5. According to the US Small Business Administration, 67 percent of all jobs are created by small businesses of 499 or fewer employees. Despite estimates of government and right-wing think tanks like the National Bureau of Economic Research and Federal Reserve Bank of St. Louis, small firms of 200 and fewer employees (the vast majority of which are small partnerships and private practices with little or no international market presence or potential) produce nearly 85 percent of all jobs.
According to reliable research from the Center for Economic and Policy Research, the economy is not creating many jobs at all; the 13 states that raised their minimum wage had higher job growth than states that did not raise the minimum wage and the Trans-Pacific Partnership will cost jobs, not create them. This corporate cannibals’ global power-grab, if implemented, will set back financial, environmental, public health and safety regulatory standards 100 years, as well as grant corporate ogres the right to empty the US treasure for alleged “future” loss of profits. Given the cocked-up state of corporate-controlled social “science” research, that will be an easy case to make. The fact that the TPP guarantees that such judicial “decisions” will be rendered by a tribunal of corporate lawyers all but ensures a pro-corporate capitalist outcome. Too bad for the people, huh?

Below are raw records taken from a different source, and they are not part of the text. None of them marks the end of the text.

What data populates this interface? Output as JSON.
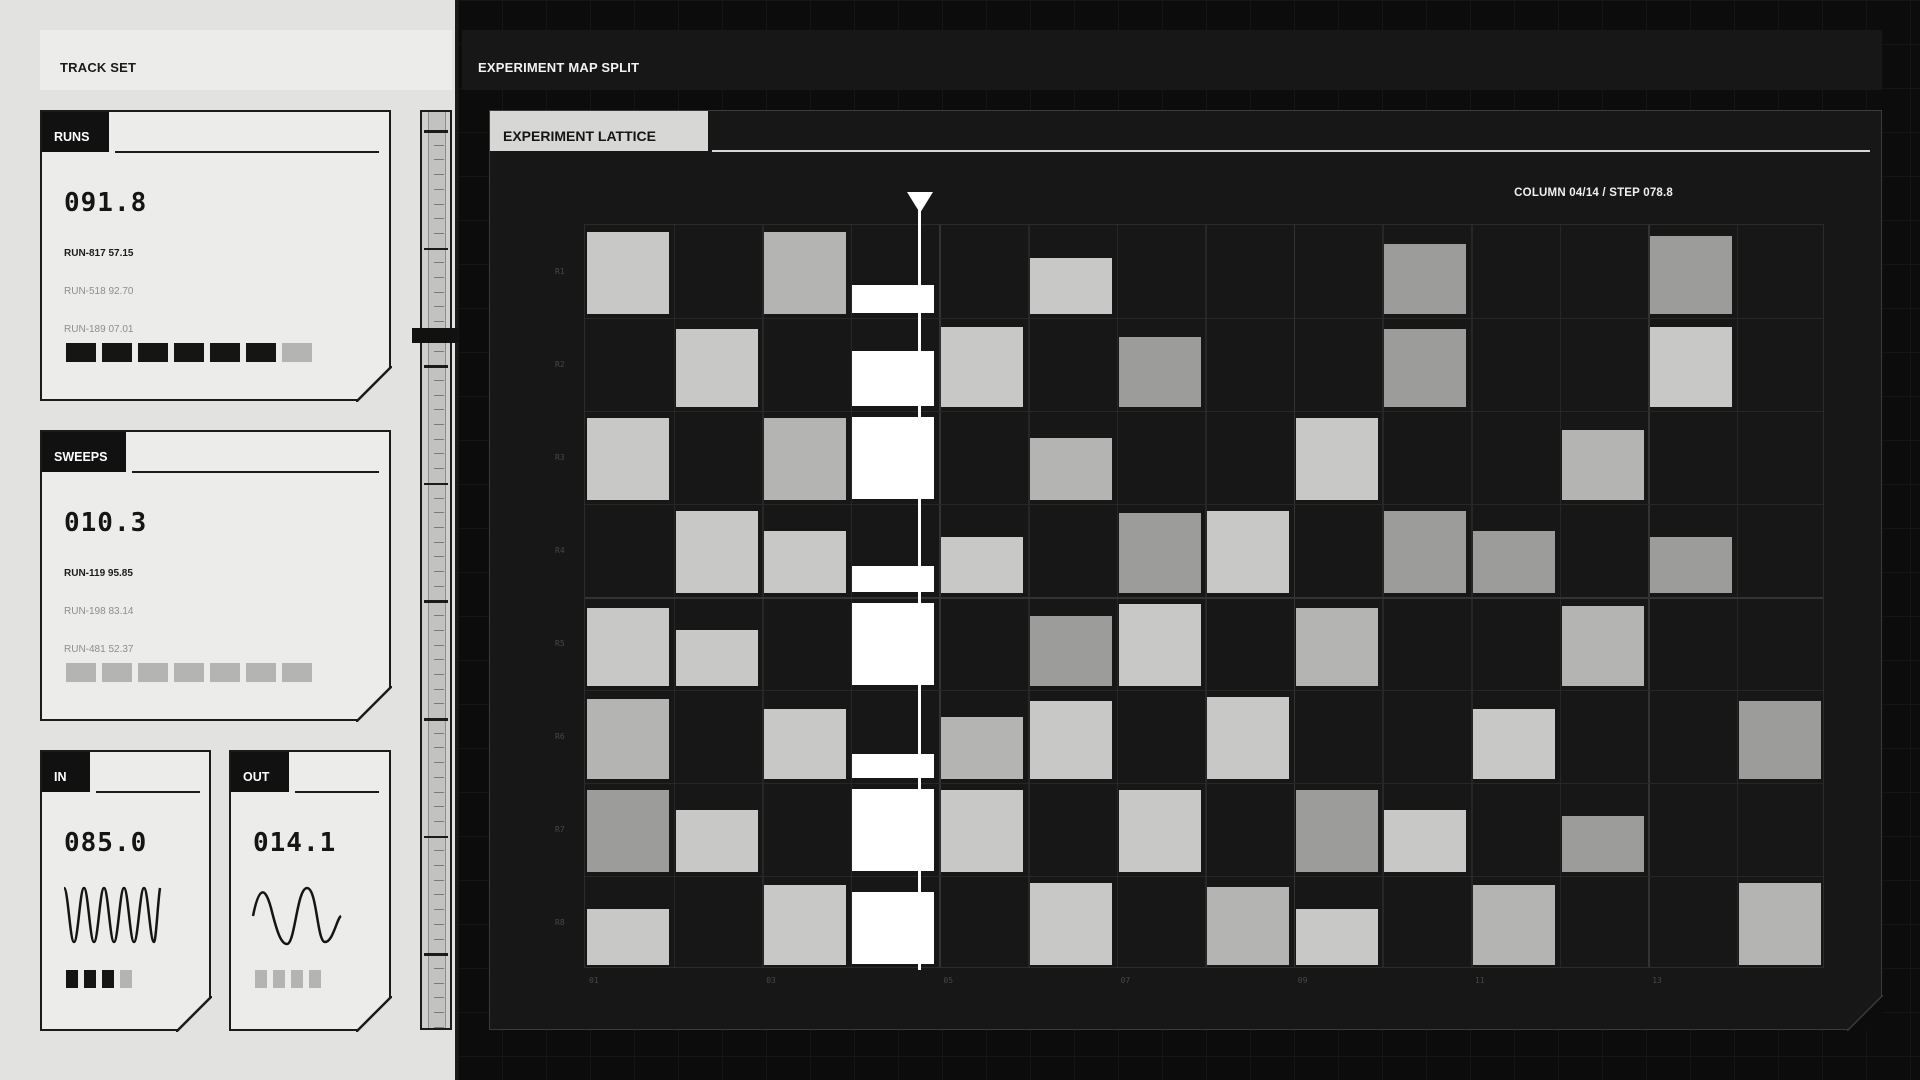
{
  "left_header": {
    "title": "TRACK SET"
  },
  "right_header": {
    "title": "EXPERIMENT MAP SPLIT"
  },
  "cards": {
    "runs": {
      "tag": "RUNS",
      "value": "091.8",
      "rows": [
        "RUN-817 57.15",
        "RUN-518 92.70",
        "RUN-189 07.01"
      ],
      "squares_filled": 6,
      "squares_total": 7
    },
    "sweeps": {
      "tag": "SWEEPS",
      "value": "010.3",
      "rows": [
        "RUN-119 95.85",
        "RUN-198 83.14",
        "RUN-481 52.37"
      ],
      "squares_filled": 0,
      "squares_total": 7
    },
    "in": {
      "tag": "IN",
      "value": "085.0",
      "squares_filled": 3,
      "squares_total": 4
    },
    "out": {
      "tag": "OUT",
      "value": "014.1",
      "squares_filled": 0,
      "squares_total": 4
    }
  },
  "panel": {
    "tab": "EXPERIMENT LATTICE",
    "readout": "COLUMN 04/14 / STEP 078.8",
    "row_labels": [
      "R1",
      "R2",
      "R3",
      "R4",
      "R5",
      "R6",
      "R7",
      "R8"
    ],
    "col_labels": [
      "01",
      "03",
      "05",
      "07",
      "09",
      "11",
      "13"
    ],
    "active_column": 4,
    "step": 78.8
  },
  "colors": {
    "accent": "#ffffff",
    "dark_bg": "#161716",
    "light_bg": "#e2e3e1"
  }
}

In an op-ed article, CEPR co-director Mark Weisbrot, notes:
The Trans-Pacific Partnership (TPP) is a very special trade agreement. It is so special that our government officials who are negotiating it want to keep it completely secret from us. It’s like a special Christmas present so they want it to be a surprise! And to make sure it’s a surprise, they won’t even let a single member of Congress see what they are negotiating. However, hundreds of corporations have been given access to the draft text.
This should give you some idea of our government’s trade agenda. President Obama says that he wants to create jobs through trade, but this agreement is more likely to cost jobs here than to create them. Leaked drafts of parts of the agreement indicate that our negotiators are trying to increase patent protection for pharmaceutical companies, for example. This will not create jobs, although it may make our big drug companies and their shareholders richer.
It is the multinationals that, to the detriment of the public interest, want to jack up exports to profit their financial investors. Clearly, if we want to change this imbalance between the opulent clout of corporate advertising and lobbying “dark money” and the sheep-like impotence of the American people, ordinary citizens will have to organize themselves in local communities all across the country and mobilize to dismantle all multinational corporations, which are preying on the people and rapidly demolishing every trace of public good.